# Recorded data:
════════

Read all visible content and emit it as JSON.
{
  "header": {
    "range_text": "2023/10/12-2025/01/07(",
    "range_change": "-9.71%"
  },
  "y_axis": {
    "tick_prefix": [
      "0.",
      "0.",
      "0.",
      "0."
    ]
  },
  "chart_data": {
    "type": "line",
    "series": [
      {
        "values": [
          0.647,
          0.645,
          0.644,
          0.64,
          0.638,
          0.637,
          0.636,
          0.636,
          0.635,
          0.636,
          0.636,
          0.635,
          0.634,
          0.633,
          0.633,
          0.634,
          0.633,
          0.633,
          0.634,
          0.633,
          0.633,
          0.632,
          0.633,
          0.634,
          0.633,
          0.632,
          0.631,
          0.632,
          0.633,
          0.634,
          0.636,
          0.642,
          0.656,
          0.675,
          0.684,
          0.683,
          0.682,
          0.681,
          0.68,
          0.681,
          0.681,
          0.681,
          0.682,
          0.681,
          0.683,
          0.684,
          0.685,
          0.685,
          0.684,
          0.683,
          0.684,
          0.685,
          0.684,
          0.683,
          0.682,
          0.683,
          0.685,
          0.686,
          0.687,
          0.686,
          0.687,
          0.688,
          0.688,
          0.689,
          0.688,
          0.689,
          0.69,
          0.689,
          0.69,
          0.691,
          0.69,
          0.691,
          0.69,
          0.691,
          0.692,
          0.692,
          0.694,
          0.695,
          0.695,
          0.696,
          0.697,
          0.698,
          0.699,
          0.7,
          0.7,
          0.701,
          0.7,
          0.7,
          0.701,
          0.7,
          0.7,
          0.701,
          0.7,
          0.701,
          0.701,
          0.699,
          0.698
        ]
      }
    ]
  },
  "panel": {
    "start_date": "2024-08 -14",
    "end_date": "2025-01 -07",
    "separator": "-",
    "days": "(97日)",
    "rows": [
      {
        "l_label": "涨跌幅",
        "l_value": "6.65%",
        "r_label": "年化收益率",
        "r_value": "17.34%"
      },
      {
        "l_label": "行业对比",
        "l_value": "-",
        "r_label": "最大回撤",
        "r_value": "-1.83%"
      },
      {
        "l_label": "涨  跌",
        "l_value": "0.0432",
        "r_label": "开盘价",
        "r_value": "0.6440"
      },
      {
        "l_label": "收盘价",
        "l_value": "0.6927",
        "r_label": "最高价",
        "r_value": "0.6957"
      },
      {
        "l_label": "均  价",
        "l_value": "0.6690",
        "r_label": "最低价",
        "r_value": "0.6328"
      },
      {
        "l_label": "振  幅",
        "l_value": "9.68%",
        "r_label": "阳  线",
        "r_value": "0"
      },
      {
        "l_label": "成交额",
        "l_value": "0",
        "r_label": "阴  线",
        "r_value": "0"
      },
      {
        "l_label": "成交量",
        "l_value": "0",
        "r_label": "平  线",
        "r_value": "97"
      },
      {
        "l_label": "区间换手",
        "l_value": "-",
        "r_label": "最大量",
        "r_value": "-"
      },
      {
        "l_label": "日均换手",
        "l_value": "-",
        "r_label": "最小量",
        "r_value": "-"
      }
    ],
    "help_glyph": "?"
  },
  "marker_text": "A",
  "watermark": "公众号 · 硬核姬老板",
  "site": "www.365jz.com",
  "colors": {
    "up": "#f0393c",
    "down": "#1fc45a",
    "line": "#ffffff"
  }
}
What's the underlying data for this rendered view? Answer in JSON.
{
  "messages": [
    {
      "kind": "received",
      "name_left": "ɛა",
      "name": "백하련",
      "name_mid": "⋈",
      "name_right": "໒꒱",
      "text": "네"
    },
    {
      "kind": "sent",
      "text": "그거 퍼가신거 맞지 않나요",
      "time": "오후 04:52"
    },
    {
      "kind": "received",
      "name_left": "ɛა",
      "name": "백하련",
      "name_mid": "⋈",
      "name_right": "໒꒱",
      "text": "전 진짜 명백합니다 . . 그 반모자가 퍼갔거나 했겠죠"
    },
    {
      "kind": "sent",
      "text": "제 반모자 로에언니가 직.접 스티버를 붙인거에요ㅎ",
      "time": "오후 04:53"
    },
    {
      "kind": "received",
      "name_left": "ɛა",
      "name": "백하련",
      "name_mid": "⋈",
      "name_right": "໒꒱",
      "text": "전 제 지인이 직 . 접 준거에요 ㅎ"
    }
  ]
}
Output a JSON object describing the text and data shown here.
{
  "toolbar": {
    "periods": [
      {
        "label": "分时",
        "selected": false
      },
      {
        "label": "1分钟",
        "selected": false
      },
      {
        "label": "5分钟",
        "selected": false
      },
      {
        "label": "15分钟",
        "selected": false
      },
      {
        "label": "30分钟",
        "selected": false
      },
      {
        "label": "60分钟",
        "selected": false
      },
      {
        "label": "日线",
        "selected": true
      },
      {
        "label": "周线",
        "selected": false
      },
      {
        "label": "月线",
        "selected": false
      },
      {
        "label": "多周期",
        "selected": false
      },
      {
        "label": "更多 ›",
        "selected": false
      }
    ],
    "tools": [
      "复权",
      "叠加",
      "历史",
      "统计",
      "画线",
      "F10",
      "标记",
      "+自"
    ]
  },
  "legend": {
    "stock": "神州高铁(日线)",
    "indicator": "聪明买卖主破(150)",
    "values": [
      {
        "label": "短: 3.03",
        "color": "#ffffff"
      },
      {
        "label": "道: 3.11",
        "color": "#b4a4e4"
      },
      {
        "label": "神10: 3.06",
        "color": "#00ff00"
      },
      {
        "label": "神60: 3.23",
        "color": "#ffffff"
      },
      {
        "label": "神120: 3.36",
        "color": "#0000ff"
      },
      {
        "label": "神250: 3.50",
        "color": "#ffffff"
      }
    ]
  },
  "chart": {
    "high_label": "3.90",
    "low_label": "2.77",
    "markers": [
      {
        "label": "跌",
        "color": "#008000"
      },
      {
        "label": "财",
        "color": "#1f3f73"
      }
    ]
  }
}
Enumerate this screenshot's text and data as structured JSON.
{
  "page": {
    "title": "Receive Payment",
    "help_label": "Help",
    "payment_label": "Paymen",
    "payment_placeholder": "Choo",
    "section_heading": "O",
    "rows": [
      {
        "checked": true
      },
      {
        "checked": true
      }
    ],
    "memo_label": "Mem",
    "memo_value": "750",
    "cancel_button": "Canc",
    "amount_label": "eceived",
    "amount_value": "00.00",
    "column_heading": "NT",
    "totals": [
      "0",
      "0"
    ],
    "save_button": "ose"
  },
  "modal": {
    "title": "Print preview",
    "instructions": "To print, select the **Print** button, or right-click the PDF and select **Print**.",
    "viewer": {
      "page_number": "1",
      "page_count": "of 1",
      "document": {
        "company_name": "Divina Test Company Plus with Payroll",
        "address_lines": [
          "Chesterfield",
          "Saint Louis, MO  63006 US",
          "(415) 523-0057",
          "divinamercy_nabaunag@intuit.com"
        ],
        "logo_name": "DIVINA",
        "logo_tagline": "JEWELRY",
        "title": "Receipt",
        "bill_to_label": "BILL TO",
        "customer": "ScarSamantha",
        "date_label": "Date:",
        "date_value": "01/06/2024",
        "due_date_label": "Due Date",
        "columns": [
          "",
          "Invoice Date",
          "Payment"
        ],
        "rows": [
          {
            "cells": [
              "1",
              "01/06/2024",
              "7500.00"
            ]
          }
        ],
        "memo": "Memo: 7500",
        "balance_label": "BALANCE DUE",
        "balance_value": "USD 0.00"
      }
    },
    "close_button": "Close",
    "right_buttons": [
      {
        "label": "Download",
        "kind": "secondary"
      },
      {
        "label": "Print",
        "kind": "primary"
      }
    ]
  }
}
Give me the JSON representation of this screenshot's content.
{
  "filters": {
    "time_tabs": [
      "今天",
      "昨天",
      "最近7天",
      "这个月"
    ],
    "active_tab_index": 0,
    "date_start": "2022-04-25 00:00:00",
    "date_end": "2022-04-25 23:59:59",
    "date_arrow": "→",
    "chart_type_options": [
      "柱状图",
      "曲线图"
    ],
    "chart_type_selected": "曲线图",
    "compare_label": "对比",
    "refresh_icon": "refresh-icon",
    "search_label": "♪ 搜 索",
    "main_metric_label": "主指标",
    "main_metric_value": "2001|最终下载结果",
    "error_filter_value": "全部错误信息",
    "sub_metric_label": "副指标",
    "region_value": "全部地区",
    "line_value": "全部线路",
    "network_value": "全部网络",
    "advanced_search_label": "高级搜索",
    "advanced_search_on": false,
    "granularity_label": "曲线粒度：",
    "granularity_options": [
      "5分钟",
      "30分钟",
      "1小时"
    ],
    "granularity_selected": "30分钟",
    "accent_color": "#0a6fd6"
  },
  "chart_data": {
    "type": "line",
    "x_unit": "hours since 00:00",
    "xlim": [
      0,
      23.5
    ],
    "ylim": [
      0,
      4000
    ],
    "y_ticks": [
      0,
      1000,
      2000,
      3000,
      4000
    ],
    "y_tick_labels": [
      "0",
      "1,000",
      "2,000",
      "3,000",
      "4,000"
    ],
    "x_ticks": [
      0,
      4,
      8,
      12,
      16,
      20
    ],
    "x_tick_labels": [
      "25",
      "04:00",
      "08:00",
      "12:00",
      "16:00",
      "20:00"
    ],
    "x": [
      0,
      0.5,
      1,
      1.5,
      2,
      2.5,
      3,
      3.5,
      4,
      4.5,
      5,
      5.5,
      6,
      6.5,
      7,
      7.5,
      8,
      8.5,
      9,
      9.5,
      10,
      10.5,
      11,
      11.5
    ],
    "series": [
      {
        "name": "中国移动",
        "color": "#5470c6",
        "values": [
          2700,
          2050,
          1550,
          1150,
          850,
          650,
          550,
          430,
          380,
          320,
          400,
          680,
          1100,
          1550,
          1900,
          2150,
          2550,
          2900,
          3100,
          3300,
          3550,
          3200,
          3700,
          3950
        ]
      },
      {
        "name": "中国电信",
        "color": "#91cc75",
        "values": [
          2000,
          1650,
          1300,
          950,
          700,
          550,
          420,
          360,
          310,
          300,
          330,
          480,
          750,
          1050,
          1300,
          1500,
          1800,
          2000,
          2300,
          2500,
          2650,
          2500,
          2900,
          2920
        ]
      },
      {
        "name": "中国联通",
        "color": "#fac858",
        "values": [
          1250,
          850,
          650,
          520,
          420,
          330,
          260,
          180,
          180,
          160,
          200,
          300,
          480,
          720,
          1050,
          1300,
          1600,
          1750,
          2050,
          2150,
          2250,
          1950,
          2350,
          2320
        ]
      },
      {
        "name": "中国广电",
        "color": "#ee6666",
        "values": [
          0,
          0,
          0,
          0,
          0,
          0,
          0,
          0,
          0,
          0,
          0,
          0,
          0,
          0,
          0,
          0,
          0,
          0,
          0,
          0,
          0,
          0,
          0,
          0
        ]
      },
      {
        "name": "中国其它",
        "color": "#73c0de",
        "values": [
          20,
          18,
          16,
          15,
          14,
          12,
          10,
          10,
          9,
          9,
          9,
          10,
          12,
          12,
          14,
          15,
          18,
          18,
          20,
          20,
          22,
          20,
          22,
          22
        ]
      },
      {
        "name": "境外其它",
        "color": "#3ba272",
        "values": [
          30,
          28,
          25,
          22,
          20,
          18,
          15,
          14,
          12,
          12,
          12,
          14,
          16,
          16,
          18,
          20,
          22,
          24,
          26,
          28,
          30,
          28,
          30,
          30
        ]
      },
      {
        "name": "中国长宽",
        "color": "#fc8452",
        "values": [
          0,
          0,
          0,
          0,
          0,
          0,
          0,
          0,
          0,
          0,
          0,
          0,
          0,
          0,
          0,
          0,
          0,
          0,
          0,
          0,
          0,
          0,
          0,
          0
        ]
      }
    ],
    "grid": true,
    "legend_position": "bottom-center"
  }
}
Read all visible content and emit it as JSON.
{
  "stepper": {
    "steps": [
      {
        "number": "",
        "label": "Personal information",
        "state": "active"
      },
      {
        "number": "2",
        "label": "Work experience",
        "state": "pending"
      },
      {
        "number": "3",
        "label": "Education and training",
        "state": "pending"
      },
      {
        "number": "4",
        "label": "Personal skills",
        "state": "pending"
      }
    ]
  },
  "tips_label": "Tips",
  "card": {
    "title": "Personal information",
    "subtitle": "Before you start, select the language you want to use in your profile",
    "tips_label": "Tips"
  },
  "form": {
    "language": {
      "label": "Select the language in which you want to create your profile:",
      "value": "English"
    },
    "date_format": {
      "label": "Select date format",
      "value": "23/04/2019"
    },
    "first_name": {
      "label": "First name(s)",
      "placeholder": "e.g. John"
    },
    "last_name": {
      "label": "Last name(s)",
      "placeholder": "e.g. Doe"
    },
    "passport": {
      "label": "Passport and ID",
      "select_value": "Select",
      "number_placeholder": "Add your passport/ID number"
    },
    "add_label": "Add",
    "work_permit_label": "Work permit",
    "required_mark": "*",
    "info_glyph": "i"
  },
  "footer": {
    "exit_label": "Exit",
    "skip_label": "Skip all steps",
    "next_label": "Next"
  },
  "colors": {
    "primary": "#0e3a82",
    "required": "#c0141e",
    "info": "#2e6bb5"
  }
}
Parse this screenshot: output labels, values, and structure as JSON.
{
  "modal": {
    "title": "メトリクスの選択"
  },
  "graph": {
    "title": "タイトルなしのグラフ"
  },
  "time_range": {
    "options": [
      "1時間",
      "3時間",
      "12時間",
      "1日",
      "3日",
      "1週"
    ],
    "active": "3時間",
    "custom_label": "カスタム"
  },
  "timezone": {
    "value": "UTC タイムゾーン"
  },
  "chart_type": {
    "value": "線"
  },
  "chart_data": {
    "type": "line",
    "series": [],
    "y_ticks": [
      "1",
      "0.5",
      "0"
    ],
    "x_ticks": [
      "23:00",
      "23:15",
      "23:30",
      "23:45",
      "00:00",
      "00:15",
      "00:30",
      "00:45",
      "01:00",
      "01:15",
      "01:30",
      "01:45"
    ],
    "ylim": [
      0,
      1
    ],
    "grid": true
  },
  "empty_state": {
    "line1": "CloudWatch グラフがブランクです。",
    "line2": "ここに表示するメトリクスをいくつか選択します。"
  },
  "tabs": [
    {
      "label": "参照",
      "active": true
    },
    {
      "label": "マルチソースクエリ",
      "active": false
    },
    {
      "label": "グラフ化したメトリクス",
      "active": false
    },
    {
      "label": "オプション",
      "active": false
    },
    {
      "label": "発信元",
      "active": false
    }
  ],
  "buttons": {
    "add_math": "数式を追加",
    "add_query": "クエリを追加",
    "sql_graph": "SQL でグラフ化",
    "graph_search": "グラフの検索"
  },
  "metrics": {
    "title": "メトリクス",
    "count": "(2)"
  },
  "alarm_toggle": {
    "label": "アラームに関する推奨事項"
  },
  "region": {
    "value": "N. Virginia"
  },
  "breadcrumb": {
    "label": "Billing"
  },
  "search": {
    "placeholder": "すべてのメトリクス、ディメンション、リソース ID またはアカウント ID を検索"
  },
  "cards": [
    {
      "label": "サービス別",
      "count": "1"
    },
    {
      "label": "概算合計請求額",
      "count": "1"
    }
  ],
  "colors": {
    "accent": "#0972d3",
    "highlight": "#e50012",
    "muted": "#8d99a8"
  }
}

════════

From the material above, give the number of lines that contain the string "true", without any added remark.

6